A child in the war-torn African nation of Mali just wrote a letter to the U.N. World Food Programme. Emergency school meals are being provided by the agency in Northern Mali.

“Our parents are poor and tired,” the child wrote. “Thank you WFP who gave us food so we could work hard in school. We always count on God and you. With WFP it’s okay. The school in Barize thanks you.”

The food agency’s plan is to feed children, but at the same time get them back in school and learning. It’s a strategy that is proven to work.

It is going full-steam ahead at providing these meals through the rest of this year. Right now, 120,771 students in Northern Mali get two meals a day: an enriched breakfast and a lunch. Volunteer cooks also receive take-home rations.

It’s common sense that school meals are important, especially for a nation trying to find that road to peace after a war. Tragically, that does not always translate into funding for school meals. When discussing international relations, talk seldom revolves around humanitarianism, the very thing people around the world need most.

The U.N. food agency needs funding to make sure school meals continue the rest of this year and into next year. The agency relies entirely on voluntary donations. That means budget decisions by the U.S. Congress have a dramatic effect. If funding disappears, so too will the school meals. That is a silent tragedy that goes unseen.

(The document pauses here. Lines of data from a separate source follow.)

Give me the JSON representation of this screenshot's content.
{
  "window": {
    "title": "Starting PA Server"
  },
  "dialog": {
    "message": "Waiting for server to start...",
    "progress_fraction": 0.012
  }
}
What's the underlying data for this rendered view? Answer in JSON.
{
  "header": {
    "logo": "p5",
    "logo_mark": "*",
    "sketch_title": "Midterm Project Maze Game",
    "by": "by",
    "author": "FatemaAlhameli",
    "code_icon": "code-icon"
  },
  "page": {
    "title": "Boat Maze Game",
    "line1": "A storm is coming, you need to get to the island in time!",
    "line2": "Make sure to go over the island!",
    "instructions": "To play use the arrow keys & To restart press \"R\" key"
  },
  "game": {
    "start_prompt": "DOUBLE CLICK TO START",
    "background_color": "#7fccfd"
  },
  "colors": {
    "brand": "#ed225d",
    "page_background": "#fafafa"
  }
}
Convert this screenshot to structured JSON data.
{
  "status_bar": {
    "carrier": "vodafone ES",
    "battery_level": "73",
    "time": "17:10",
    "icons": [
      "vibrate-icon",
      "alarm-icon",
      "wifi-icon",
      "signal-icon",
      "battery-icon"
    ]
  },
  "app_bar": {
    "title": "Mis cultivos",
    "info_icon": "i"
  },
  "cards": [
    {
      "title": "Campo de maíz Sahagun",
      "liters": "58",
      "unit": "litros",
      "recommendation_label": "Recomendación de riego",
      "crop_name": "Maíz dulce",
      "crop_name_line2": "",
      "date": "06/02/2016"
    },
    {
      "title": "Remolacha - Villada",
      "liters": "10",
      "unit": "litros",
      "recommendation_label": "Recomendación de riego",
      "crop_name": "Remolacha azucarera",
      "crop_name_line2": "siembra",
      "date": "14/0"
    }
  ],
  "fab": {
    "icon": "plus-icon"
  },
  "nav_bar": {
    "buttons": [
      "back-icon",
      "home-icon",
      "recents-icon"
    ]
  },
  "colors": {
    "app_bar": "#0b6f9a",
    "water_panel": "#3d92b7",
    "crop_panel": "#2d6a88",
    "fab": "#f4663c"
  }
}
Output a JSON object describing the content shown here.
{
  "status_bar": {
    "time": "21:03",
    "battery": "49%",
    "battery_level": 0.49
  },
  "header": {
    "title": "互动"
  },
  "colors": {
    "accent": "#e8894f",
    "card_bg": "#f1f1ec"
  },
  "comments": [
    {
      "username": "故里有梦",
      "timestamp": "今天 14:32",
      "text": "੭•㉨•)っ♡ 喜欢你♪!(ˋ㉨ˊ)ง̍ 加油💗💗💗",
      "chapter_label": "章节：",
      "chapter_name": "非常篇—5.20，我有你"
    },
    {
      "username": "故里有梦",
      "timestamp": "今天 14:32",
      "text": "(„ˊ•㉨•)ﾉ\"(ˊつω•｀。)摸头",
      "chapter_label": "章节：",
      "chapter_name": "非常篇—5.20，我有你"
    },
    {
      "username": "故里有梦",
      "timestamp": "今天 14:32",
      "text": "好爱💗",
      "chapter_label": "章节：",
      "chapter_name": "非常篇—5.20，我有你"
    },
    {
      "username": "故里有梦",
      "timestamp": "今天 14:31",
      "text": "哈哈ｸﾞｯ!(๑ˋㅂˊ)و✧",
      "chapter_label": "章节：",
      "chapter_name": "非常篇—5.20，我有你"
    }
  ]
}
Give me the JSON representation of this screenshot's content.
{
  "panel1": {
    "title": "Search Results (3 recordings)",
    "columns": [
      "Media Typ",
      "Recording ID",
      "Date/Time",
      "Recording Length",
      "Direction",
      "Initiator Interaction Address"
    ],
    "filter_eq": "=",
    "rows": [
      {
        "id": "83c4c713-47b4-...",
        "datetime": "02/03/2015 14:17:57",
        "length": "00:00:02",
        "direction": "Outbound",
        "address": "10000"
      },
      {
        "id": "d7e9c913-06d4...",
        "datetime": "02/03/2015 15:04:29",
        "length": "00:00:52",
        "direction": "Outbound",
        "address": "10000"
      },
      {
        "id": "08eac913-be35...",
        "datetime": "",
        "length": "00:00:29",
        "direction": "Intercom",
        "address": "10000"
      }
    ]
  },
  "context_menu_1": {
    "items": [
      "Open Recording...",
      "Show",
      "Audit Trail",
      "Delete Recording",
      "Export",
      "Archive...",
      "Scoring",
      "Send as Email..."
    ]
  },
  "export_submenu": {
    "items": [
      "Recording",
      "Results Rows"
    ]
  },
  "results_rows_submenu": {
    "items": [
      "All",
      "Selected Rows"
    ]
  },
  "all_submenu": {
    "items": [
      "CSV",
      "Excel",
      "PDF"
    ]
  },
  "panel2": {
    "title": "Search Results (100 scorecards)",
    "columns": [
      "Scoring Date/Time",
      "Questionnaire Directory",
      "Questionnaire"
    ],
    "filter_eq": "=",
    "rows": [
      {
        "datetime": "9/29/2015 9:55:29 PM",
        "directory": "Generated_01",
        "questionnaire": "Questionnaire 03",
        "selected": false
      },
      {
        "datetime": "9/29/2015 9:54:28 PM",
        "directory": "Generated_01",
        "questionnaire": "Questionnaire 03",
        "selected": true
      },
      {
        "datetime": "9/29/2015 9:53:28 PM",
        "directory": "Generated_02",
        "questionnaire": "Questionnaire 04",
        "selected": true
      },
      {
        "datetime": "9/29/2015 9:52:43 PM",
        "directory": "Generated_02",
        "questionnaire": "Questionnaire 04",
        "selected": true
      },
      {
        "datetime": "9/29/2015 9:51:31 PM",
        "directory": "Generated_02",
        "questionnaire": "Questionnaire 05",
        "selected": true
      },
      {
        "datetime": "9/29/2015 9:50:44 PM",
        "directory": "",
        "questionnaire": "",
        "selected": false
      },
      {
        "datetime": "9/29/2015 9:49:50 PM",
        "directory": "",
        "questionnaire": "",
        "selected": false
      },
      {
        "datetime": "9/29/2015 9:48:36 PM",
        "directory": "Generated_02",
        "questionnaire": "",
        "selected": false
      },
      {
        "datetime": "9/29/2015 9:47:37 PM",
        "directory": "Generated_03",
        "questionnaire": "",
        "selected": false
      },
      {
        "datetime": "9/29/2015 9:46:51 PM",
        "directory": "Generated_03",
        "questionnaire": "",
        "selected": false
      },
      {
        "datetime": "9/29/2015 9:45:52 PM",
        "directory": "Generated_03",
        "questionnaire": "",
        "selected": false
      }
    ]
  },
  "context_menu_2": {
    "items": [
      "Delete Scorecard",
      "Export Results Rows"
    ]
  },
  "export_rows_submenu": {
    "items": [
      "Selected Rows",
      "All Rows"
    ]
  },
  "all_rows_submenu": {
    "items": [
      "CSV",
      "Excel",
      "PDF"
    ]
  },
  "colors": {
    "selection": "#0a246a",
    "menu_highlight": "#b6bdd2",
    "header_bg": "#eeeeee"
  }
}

In Mali, the World Food Programme has a homegrown school feeding project in the southern part of the country. By helping small farmers become the providers of the meals, it helps build the future of the country, one where the people can sustain themselves.

Catholic Relief Services also has a school feeding program in Mali that is set to resume in October. Spokeswoman Kristina Brayman reports the program will operate in 310 schools with an end goal of feeding 80,000 children.

The U.S. McGovern-Dole school lunch program supports the Catholic Relief Services initiative in Mali. Congress will be deciding in the coming weeks how much funding to give McGovern-Dole.

Some members of Congress want these budgets made responsibly, and are desperately trying to get the fight against hunger at the top of the foreign policy agenda.

It’s in everyone’s interests that we fight hunger and provide school meals around the world. A child who received school meals in Germany wrote after World War II, “If every people will help the other, like you does, we should have a lasting peace soon.”

That is what the world needs most of all now.

William Lambers is an author who partnered with the U.N. World Food Programme on the book “Ending World Hunger.”